TASK –
Copy the entries exactly. Leave out any pictures.

Items from an interface collection:
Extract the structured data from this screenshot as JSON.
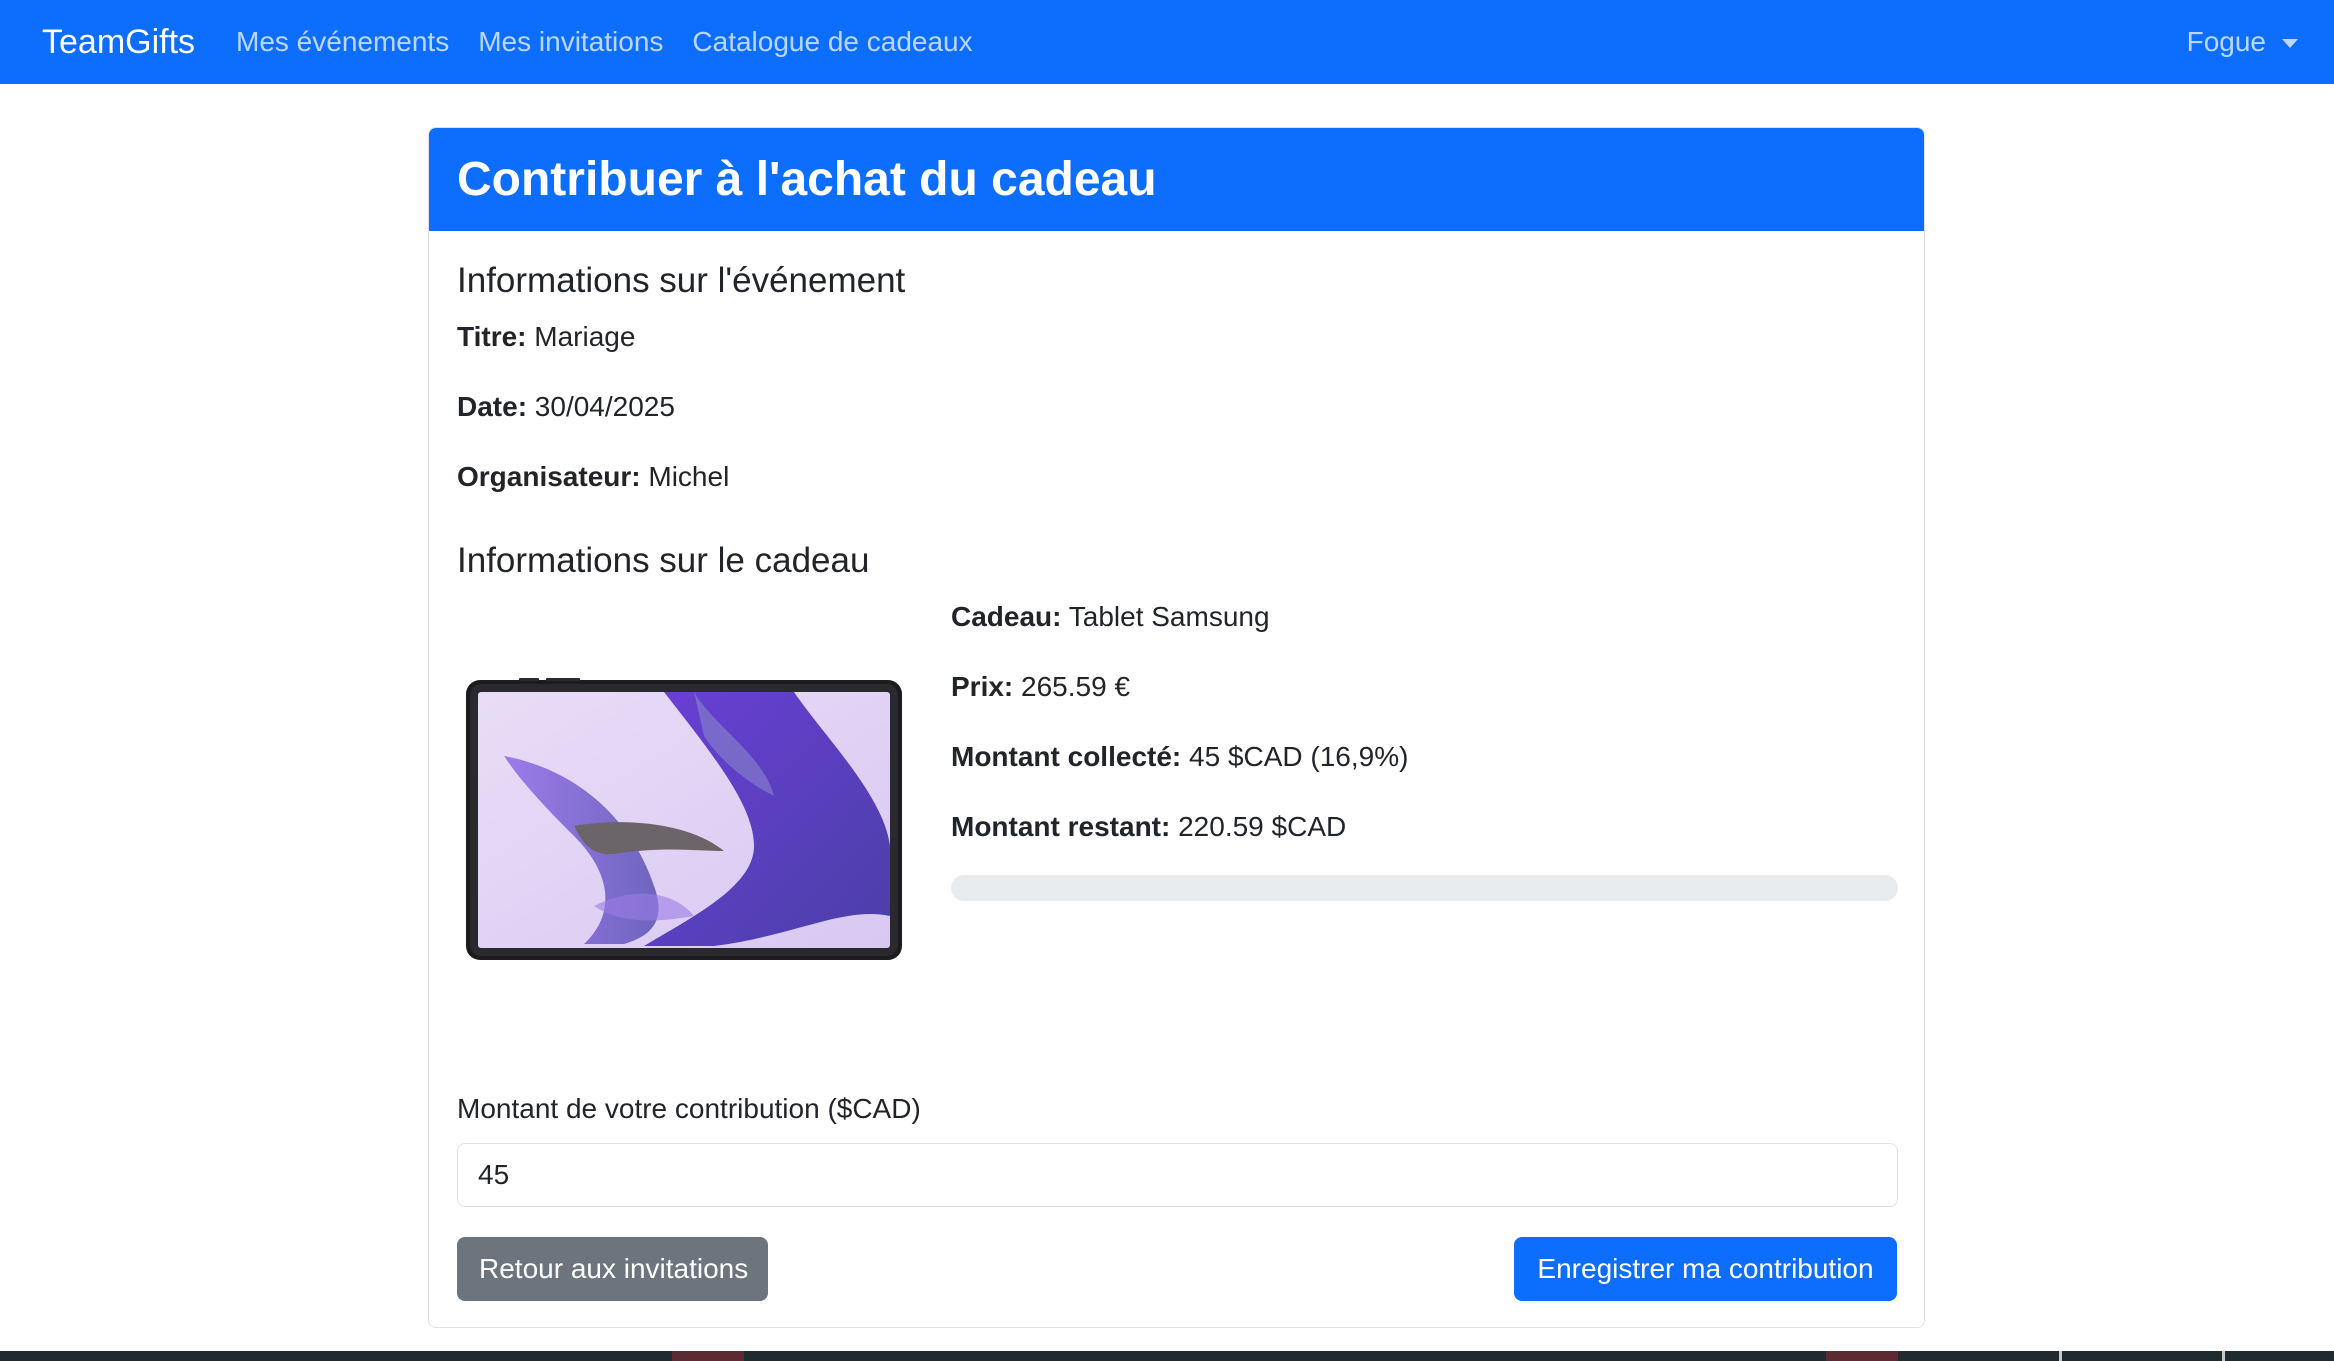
{
  "navbar": {
    "brand": "TeamGifts",
    "links": [
      "Mes événements",
      "Mes invitations",
      "Catalogue de cadeaux"
    ],
    "user": "Fogue"
  },
  "page": {
    "title": "Contribuer à l'achat du cadeau"
  },
  "event": {
    "section_title": "Informations sur l'événement",
    "title_label": "Titre:",
    "title_value": "Mariage",
    "date_label": "Date:",
    "date_value": "30/04/2025",
    "organizer_label": "Organisateur:",
    "organizer_value": "Michel"
  },
  "gift": {
    "section_title": "Informations sur le cadeau",
    "gift_label": "Cadeau:",
    "gift_value": "Tablet Samsung",
    "price_label": "Prix:",
    "price_value": "265.59 €",
    "collected_label": "Montant collecté:",
    "collected_value": "45 $CAD (16,9%)",
    "remaining_label": "Montant restant:",
    "remaining_value": "220.59 $CAD",
    "progress_fraction": 0,
    "image_icon": "tablet-image"
  },
  "form": {
    "label": "Montant de votre contribution ($CAD)",
    "value": "45",
    "back_button": "Retour aux invitations",
    "submit_button": "Enregistrer ma contribution"
  },
  "colors": {
    "primary": "#0d6efd",
    "secondary": "#6c757d",
    "progress_track": "#e9ecef"
  }
}
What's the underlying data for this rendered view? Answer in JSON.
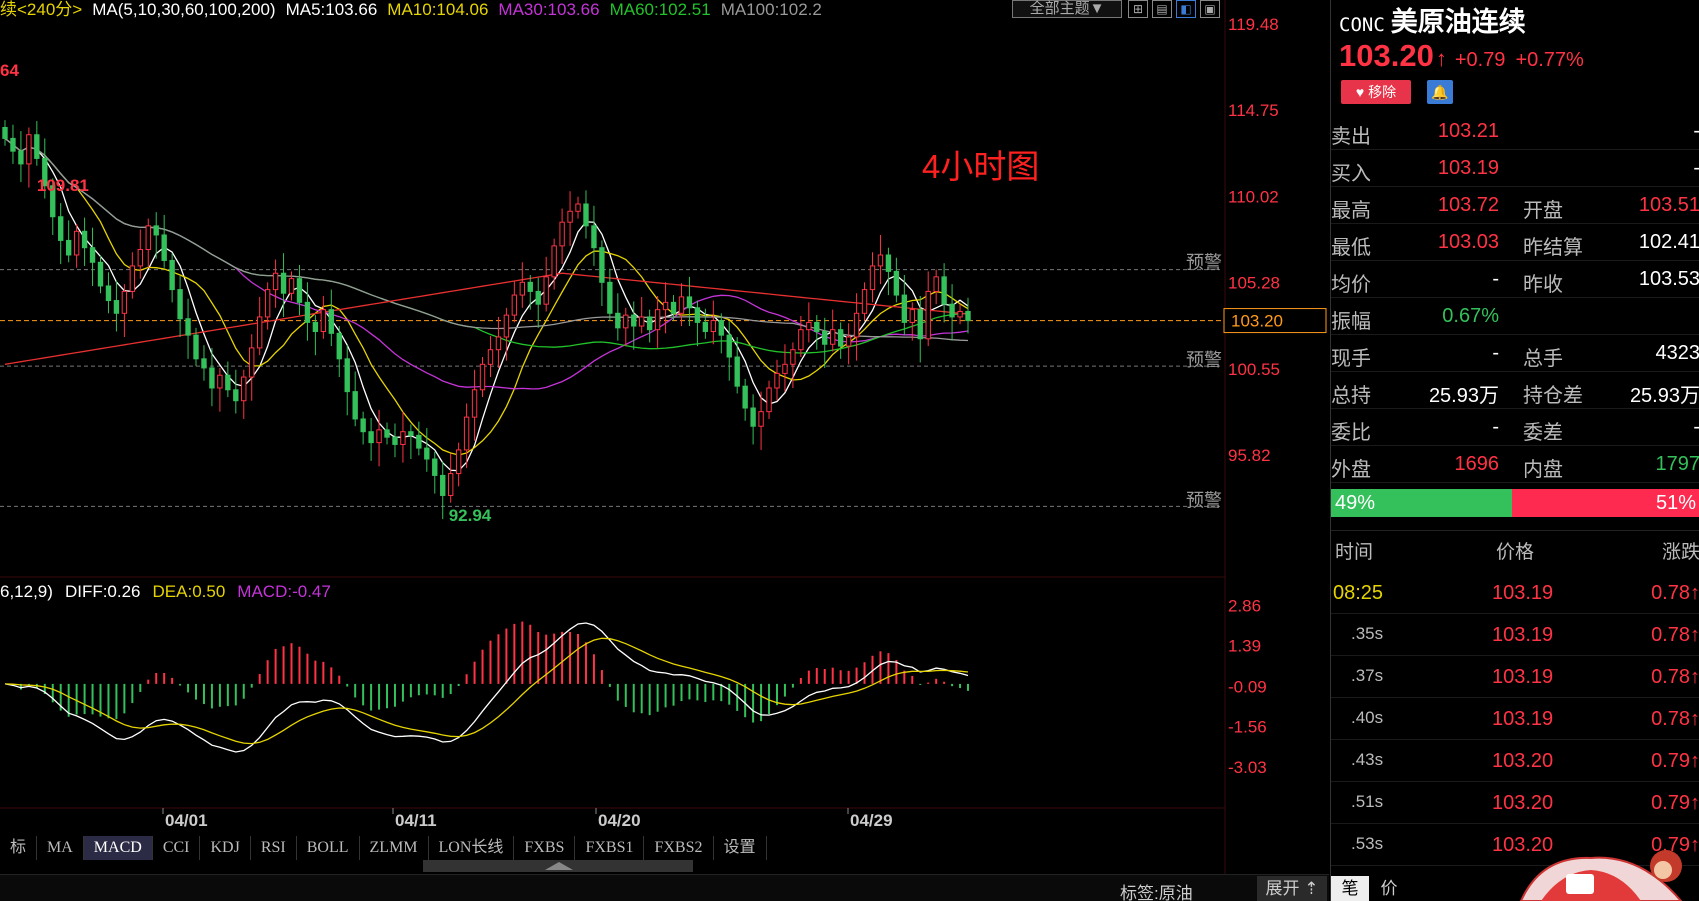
{
  "top_legend": {
    "period": "续<240分>",
    "ma_set": "MA(5,10,30,60,100,200)",
    "ma5": "MA5:103.66",
    "ma10": "MA10:104.06",
    "ma30": "MA30:103.66",
    "ma60": "MA60:102.51",
    "ma100": "MA100:102.2"
  },
  "theme_button": "全部主题▼",
  "annotation": "4小时图",
  "chart_labels": {
    "high_marker": "109.81",
    "low_marker": "92.94",
    "left_cut_marker": "64",
    "alert": "预警",
    "current_price_tag": "103.20"
  },
  "macd_legend": {
    "params": "6,12,9)",
    "diff": "DIFF:0.26",
    "dea": "DEA:0.50",
    "macd": "MACD:-0.47"
  },
  "tabs": [
    "标",
    "MA",
    "MACD",
    "CCI",
    "KDJ",
    "RSI",
    "BOLL",
    "ZLMM",
    "LON长线",
    "FXBS",
    "FXBS1",
    "FXBS2",
    "设置"
  ],
  "active_tab": "MACD",
  "status_bar": {
    "tag": "标签:原油",
    "expand": "展开"
  },
  "colors": {
    "up": "#ff3344",
    "down": "#34c05a",
    "ma5": "#ffffff",
    "ma10": "#e6d400",
    "ma30": "#c534d8",
    "ma60": "#22c22a",
    "ma100": "#999999",
    "ma200": "#e83030",
    "price_line": "#ff9a1a"
  },
  "quote": {
    "code": "CONC",
    "name": "美原油连续",
    "last": "103.20",
    "change": "+0.79",
    "change_pct": "+0.77%",
    "fav_label": "移除",
    "rows": [
      {
        "l": "卖出",
        "v": "103.21",
        "vc": "red",
        "l2": "",
        "v2": "-",
        "v2c": "white"
      },
      {
        "l": "买入",
        "v": "103.19",
        "vc": "red",
        "l2": "",
        "v2": "-",
        "v2c": "white"
      },
      {
        "l": "最高",
        "v": "103.72",
        "vc": "red",
        "l2": "开盘",
        "v2": "103.51",
        "v2c": "red"
      },
      {
        "l": "最低",
        "v": "103.03",
        "vc": "red",
        "l2": "昨结算",
        "v2": "102.41",
        "v2c": "white"
      },
      {
        "l": "均价",
        "v": "-",
        "vc": "white",
        "l2": "昨收",
        "v2": "103.53",
        "v2c": "white"
      },
      {
        "l": "振幅",
        "v": "0.67%",
        "vc": "green",
        "l2": "",
        "v2": "",
        "v2c": "white"
      },
      {
        "l": "现手",
        "v": "-",
        "vc": "white",
        "l2": "总手",
        "v2": "4323",
        "v2c": "white"
      },
      {
        "l": "总持",
        "v": "25.93万",
        "vc": "white",
        "l2": "持仓差",
        "v2": "25.93万",
        "v2c": "white"
      },
      {
        "l": "委比",
        "v": "-",
        "vc": "white",
        "l2": "委差",
        "v2": "-",
        "v2c": "white"
      },
      {
        "l": "外盘",
        "v": "1696",
        "vc": "red",
        "l2": "内盘",
        "v2": "1797",
        "v2c": "green"
      }
    ],
    "buy_pct": "49%",
    "sell_pct": "51%",
    "buy_ratio": 0.49
  },
  "ticks_header": {
    "time": "时间",
    "price": "价格",
    "change": "涨跌"
  },
  "ticks": [
    {
      "t": "08:25",
      "p": "103.19",
      "c": "0.78"
    },
    {
      "t": ".35s",
      "p": "103.19",
      "c": "0.78"
    },
    {
      "t": ".37s",
      "p": "103.19",
      "c": "0.78"
    },
    {
      "t": ".40s",
      "p": "103.19",
      "c": "0.78"
    },
    {
      "t": ".43s",
      "p": "103.20",
      "c": "0.79"
    },
    {
      "t": ".51s",
      "p": "103.20",
      "c": "0.79"
    },
    {
      "t": ".53s",
      "p": "103.20",
      "c": "0.79"
    }
  ],
  "panel_buttons": {
    "pen": "笔",
    "price": "价"
  },
  "chart_data": {
    "type": "candlestick",
    "price_axis": {
      "ticks": [
        "119.48",
        "114.75",
        "110.02",
        "105.28",
        "100.55",
        "95.82"
      ],
      "min": 91.1,
      "max": 119.48
    },
    "macd_axis": {
      "ticks": [
        "2.86",
        "1.39",
        "-0.09",
        "-1.56",
        "-3.03"
      ],
      "min": -3.5,
      "max": 3.2
    },
    "x_ticks": [
      "04/01",
      "04/11",
      "04/20",
      "04/29"
    ],
    "alert_levels": [
      106.0,
      100.7,
      93.0
    ],
    "current_price": 103.2,
    "close": [
      113.2,
      112.5,
      111.8,
      113.4,
      112.1,
      110.6,
      108.9,
      107.6,
      106.8,
      108.1,
      107.2,
      106.4,
      105.1,
      104.3,
      103.6,
      104.8,
      106.2,
      107.1,
      108.4,
      107.9,
      106.5,
      104.9,
      103.3,
      102.4,
      101.1,
      100.6,
      99.5,
      100.2,
      99.4,
      98.8,
      100.1,
      101.7,
      103.4,
      104.9,
      105.8,
      104.7,
      105.5,
      104.2,
      103.1,
      102.6,
      103.8,
      102.5,
      101.1,
      99.3,
      97.8,
      97.1,
      96.5,
      97.2,
      96.8,
      96.4,
      97.1,
      96.9,
      96.2,
      95.6,
      94.7,
      93.6,
      94.8,
      96.1,
      97.9,
      99.4,
      100.8,
      101.6,
      102.3,
      103.5,
      104.6,
      105.3,
      104.8,
      104.1,
      105.6,
      107.3,
      108.6,
      109.2,
      109.6,
      108.4,
      107.2,
      105.3,
      103.6,
      102.8,
      103.5,
      102.9,
      103.4,
      102.7,
      103.8,
      104.2,
      103.6,
      104.5,
      103.9,
      103.1,
      102.6,
      103.2,
      102.4,
      101.2,
      99.6,
      98.4,
      97.4,
      98.2,
      99.5,
      100.3,
      100.8,
      101.6,
      102.7,
      103.1,
      102.6,
      101.9,
      102.7,
      101.8,
      102.3,
      103.6,
      104.9,
      106.2,
      106.8,
      105.9,
      104.6,
      103.1,
      103.8,
      102.2,
      104.8,
      105.6,
      104.1,
      103.4,
      103.7,
      103.2
    ],
    "macd_legend": [
      "DIFF",
      "DEA",
      "MACD"
    ]
  }
}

EXPECTED OUTPUT –
Extract the structured data from this screenshot as JSON.
{
  "navbar": {
    "brand": "TeamGifts",
    "links": [
      "Mes événements",
      "Mes invitations",
      "Catalogue de cadeaux"
    ],
    "user": "Fogue"
  },
  "page": {
    "title": "Contribuer à l'achat du cadeau"
  },
  "event": {
    "section_title": "Informations sur l'événement",
    "title_label": "Titre:",
    "title_value": "Mariage",
    "date_label": "Date:",
    "date_value": "30/04/2025",
    "organizer_label": "Organisateur:",
    "organizer_value": "Michel"
  },
  "gift": {
    "section_title": "Informations sur le cadeau",
    "gift_label": "Cadeau:",
    "gift_value": "Tablet Samsung",
    "price_label": "Prix:",
    "price_value": "265.59 €",
    "collected_label": "Montant collecté:",
    "collected_value": "45 $CAD (16,9%)",
    "remaining_label": "Montant restant:",
    "remaining_value": "220.59 $CAD",
    "progress_fraction": 0,
    "image_icon": "tablet-image"
  },
  "form": {
    "label": "Montant de votre contribution ($CAD)",
    "value": "45",
    "back_button": "Retour aux invitations",
    "submit_button": "Enregistrer ma contribution"
  },
  "colors": {
    "primary": "#0d6efd",
    "secondary": "#6c757d",
    "progress_track": "#e9ecef"
  }
}
What's the underlying data for this rendered view? Answer in JSON.
{
  "top_legend": {
    "period": "续<240分>",
    "ma_set": "MA(5,10,30,60,100,200)",
    "ma5": "MA5:103.66",
    "ma10": "MA10:104.06",
    "ma30": "MA30:103.66",
    "ma60": "MA60:102.51",
    "ma100": "MA100:102.2"
  },
  "theme_button": "全部主题▼",
  "annotation": "4小时图",
  "chart_labels": {
    "high_marker": "109.81",
    "low_marker": "92.94",
    "left_cut_marker": "64",
    "alert": "预警",
    "current_price_tag": "103.20"
  },
  "macd_legend": {
    "params": "6,12,9)",
    "diff": "DIFF:0.26",
    "dea": "DEA:0.50",
    "macd": "MACD:-0.47"
  },
  "tabs": [
    "标",
    "MA",
    "MACD",
    "CCI",
    "KDJ",
    "RSI",
    "BOLL",
    "ZLMM",
    "LON长线",
    "FXBS",
    "FXBS1",
    "FXBS2",
    "设置"
  ],
  "active_tab": "MACD",
  "status_bar": {
    "tag": "标签:原油",
    "expand": "展开"
  },
  "colors": {
    "up": "#ff3344",
    "down": "#34c05a",
    "ma5": "#ffffff",
    "ma10": "#e6d400",
    "ma30": "#c534d8",
    "ma60": "#22c22a",
    "ma100": "#999999",
    "ma200": "#e83030",
    "price_line": "#ff9a1a"
  },
  "quote": {
    "code": "CONC",
    "name": "美原油连续",
    "last": "103.20",
    "change": "+0.79",
    "change_pct": "+0.77%",
    "fav_label": "移除",
    "rows": [
      {
        "l": "卖出",
        "v": "103.21",
        "vc": "red",
        "l2": "",
        "v2": "-",
        "v2c": "white"
      },
      {
        "l": "买入",
        "v": "103.19",
        "vc": "red",
        "l2": "",
        "v2": "-",
        "v2c": "white"
      },
      {
        "l": "最高",
        "v": "103.72",
        "vc": "red",
        "l2": "开盘",
        "v2": "103.51",
        "v2c": "red"
      },
      {
        "l": "最低",
        "v": "103.03",
        "vc": "red",
        "l2": "昨结算",
        "v2": "102.41",
        "v2c": "white"
      },
      {
        "l": "均价",
        "v": "-",
        "vc": "white",
        "l2": "昨收",
        "v2": "103.53",
        "v2c": "white"
      },
      {
        "l": "振幅",
        "v": "0.67%",
        "vc": "green",
        "l2": "",
        "v2": "",
        "v2c": "white"
      },
      {
        "l": "现手",
        "v": "-",
        "vc": "white",
        "l2": "总手",
        "v2": "4323",
        "v2c": "white"
      },
      {
        "l": "总持",
        "v": "25.93万",
        "vc": "white",
        "l2": "持仓差",
        "v2": "25.93万",
        "v2c": "white"
      },
      {
        "l": "委比",
        "v": "-",
        "vc": "white",
        "l2": "委差",
        "v2": "-",
        "v2c": "white"
      },
      {
        "l": "外盘",
        "v": "1696",
        "vc": "red",
        "l2": "内盘",
        "v2": "1797",
        "v2c": "green"
      }
    ],
    "buy_pct": "49%",
    "sell_pct": "51%",
    "buy_ratio": 0.49
  },
  "ticks_header": {
    "time": "时间",
    "price": "价格",
    "change": "涨跌"
  },
  "ticks": [
    {
      "t": "08:25",
      "p": "103.19",
      "c": "0.78"
    },
    {
      "t": ".35s",
      "p": "103.19",
      "c": "0.78"
    },
    {
      "t": ".37s",
      "p": "103.19",
      "c": "0.78"
    },
    {
      "t": ".40s",
      "p": "103.19",
      "c": "0.78"
    },
    {
      "t": ".43s",
      "p": "103.20",
      "c": "0.79"
    },
    {
      "t": ".51s",
      "p": "103.20",
      "c": "0.79"
    },
    {
      "t": ".53s",
      "p": "103.20",
      "c": "0.79"
    }
  ],
  "panel_buttons": {
    "pen": "笔",
    "price": "价"
  },
  "chart_data": {
    "type": "candlestick",
    "price_axis": {
      "ticks": [
        "119.48",
        "114.75",
        "110.02",
        "105.28",
        "100.55",
        "95.82"
      ],
      "min": 91.1,
      "max": 119.48
    },
    "macd_axis": {
      "ticks": [
        "2.86",
        "1.39",
        "-0.09",
        "-1.56",
        "-3.03"
      ],
      "min": -3.5,
      "max": 3.2
    },
    "x_ticks": [
      "04/01",
      "04/11",
      "04/20",
      "04/29"
    ],
    "alert_levels": [
      106.0,
      100.7,
      93.0
    ],
    "current_price": 103.2,
    "close": [
      113.2,
      112.5,
      111.8,
      113.4,
      112.1,
      110.6,
      108.9,
      107.6,
      106.8,
      108.1,
      107.2,
      106.4,
      105.1,
      104.3,
      103.6,
      104.8,
      106.2,
      107.1,
      108.4,
      107.9,
      106.5,
      104.9,
      103.3,
      102.4,
      101.1,
      100.6,
      99.5,
      100.2,
      99.4,
      98.8,
      100.1,
      101.7,
      103.4,
      104.9,
      105.8,
      104.7,
      105.5,
      104.2,
      103.1,
      102.6,
      103.8,
      102.5,
      101.1,
      99.3,
      97.8,
      97.1,
      96.5,
      97.2,
      96.8,
      96.4,
      97.1,
      96.9,
      96.2,
      95.6,
      94.7,
      93.6,
      94.8,
      96.1,
      97.9,
      99.4,
      100.8,
      101.6,
      102.3,
      103.5,
      104.6,
      105.3,
      104.8,
      104.1,
      105.6,
      107.3,
      108.6,
      109.2,
      109.6,
      108.4,
      107.2,
      105.3,
      103.6,
      102.8,
      103.5,
      102.9,
      103.4,
      102.7,
      103.8,
      104.2,
      103.6,
      104.5,
      103.9,
      103.1,
      102.6,
      103.2,
      102.4,
      101.2,
      99.6,
      98.4,
      97.4,
      98.2,
      99.5,
      100.3,
      100.8,
      101.6,
      102.7,
      103.1,
      102.6,
      101.9,
      102.7,
      101.8,
      102.3,
      103.6,
      104.9,
      106.2,
      106.8,
      105.9,
      104.6,
      103.1,
      103.8,
      102.2,
      104.8,
      105.6,
      104.1,
      103.4,
      103.7,
      103.2
    ],
    "macd_legend": [
      "DIFF",
      "DEA",
      "MACD"
    ]
  }
}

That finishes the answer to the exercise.